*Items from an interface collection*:
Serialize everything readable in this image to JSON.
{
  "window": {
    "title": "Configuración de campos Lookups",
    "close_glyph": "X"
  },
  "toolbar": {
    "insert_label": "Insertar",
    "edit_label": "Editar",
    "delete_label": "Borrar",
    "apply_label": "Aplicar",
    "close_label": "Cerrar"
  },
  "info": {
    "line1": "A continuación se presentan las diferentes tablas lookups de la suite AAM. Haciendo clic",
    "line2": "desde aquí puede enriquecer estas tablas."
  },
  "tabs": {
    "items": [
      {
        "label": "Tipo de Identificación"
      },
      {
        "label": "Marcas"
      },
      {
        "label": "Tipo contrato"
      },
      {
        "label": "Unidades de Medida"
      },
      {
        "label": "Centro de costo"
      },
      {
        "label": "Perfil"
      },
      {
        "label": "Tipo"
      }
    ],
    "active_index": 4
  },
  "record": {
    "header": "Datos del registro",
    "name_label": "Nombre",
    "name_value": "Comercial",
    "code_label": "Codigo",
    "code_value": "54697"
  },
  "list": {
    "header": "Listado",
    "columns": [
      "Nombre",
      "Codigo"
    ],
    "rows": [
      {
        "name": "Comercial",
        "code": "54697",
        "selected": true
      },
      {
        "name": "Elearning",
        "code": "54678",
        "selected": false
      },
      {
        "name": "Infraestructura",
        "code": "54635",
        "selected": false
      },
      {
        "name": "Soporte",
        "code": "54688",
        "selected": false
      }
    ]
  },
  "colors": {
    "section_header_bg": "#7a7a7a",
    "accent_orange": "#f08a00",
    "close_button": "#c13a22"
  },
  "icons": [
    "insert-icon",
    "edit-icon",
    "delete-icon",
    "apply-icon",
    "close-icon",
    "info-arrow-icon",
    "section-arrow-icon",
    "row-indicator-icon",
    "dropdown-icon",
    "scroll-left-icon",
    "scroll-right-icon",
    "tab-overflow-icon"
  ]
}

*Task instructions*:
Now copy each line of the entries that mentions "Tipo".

*Response to the task*:
        "label": "Tipo de Identificación"
        "label": "Tipo contrato"
        "label": "Tipo"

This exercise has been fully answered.